(Activity) Every line containing "Gehl" should be identified and copied from the data below.

[Page and application data records]
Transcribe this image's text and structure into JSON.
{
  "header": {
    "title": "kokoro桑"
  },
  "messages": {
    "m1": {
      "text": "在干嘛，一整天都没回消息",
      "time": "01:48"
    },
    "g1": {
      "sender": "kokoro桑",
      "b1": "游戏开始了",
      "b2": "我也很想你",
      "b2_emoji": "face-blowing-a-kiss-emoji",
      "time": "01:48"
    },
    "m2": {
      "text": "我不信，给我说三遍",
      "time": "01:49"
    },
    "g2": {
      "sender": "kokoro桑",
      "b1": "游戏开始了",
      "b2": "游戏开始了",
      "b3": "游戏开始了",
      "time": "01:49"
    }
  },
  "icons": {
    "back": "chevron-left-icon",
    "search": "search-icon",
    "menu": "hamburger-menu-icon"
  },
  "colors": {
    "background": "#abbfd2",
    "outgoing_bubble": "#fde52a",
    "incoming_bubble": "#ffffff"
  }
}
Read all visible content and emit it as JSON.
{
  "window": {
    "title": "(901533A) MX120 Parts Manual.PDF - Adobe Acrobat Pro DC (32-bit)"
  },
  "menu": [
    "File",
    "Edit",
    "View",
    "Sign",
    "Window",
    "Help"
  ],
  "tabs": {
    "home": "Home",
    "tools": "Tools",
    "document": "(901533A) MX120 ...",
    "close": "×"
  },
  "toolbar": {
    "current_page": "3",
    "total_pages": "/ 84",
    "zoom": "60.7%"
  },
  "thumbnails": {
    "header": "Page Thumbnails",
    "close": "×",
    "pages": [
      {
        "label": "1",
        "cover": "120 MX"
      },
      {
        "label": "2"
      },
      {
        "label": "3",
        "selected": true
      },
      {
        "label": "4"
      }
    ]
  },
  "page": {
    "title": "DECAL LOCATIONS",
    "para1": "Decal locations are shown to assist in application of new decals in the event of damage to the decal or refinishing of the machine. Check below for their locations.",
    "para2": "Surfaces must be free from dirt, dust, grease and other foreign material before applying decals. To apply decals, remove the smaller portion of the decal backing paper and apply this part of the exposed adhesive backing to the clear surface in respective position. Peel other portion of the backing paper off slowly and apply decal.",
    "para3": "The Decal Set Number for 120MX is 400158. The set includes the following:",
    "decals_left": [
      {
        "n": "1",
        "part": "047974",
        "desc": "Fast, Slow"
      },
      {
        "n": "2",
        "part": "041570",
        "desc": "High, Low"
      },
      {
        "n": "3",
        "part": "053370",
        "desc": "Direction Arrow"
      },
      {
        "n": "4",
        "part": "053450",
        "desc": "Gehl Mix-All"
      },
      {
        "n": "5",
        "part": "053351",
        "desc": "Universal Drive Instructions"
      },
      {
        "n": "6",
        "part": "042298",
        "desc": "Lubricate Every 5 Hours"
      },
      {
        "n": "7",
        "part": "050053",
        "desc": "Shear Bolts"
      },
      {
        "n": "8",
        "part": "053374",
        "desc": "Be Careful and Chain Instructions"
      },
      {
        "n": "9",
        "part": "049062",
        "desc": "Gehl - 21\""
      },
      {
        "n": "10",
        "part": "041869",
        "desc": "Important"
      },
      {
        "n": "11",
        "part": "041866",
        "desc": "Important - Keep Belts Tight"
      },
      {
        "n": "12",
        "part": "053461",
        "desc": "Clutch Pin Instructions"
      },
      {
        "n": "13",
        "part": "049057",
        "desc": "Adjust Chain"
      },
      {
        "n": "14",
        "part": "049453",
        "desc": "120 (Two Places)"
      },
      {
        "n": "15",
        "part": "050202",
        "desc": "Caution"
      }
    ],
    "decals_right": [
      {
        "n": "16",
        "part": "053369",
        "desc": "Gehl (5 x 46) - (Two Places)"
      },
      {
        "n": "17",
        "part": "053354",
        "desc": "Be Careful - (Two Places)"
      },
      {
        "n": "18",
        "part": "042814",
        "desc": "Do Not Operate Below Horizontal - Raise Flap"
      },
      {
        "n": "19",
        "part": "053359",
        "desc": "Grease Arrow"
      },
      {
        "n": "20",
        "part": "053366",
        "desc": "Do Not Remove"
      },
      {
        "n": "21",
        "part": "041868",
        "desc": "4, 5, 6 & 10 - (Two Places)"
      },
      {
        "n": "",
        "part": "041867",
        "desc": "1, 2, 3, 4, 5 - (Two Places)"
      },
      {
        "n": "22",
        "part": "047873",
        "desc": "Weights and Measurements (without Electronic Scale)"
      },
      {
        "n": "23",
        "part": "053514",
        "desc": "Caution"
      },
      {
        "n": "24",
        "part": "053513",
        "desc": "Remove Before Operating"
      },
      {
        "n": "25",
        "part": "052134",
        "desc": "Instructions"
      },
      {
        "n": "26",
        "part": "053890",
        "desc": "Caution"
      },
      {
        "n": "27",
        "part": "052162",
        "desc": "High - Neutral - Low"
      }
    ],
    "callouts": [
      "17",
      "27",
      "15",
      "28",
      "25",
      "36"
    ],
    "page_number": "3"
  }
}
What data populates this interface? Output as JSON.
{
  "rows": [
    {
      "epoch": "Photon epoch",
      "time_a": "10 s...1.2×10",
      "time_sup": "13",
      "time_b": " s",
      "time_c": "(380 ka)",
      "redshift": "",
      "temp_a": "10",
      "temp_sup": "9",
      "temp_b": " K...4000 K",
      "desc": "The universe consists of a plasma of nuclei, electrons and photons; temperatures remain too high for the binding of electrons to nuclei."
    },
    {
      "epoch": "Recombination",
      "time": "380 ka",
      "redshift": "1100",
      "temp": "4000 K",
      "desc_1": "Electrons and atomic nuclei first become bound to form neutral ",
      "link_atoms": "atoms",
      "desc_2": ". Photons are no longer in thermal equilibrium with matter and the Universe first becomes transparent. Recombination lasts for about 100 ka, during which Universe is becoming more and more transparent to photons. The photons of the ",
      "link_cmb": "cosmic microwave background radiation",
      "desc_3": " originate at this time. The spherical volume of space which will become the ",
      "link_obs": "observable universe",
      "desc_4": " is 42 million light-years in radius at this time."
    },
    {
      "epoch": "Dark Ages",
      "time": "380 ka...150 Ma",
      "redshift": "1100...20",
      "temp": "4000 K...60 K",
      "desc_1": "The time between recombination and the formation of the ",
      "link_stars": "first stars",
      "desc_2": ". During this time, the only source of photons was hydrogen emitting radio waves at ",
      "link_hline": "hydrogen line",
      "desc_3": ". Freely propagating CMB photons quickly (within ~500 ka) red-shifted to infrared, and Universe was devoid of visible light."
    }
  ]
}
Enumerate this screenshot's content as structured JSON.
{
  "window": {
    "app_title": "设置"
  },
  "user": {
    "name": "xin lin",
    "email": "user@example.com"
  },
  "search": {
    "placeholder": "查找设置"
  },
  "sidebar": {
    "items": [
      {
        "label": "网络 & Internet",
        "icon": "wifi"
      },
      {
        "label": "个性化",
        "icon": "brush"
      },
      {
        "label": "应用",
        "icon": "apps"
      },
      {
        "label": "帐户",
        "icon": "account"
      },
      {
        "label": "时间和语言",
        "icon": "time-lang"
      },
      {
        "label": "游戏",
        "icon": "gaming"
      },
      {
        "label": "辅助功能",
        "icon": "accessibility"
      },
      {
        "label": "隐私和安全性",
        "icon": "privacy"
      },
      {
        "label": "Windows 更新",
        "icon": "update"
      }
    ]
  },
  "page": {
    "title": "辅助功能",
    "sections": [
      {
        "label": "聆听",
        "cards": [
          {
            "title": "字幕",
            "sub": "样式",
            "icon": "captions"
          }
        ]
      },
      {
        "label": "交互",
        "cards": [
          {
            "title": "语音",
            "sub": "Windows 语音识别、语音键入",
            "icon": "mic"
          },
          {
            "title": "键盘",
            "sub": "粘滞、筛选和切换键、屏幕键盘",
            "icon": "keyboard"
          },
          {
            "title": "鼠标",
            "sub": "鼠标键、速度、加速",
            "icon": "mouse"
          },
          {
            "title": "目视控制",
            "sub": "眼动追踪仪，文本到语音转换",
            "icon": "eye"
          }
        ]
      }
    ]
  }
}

(Answer to this task)
        "desc": "Gehl Mix-All"
        "desc": "Gehl - 21\""
        "desc": "Gehl (5 x 46) - (Two Places)"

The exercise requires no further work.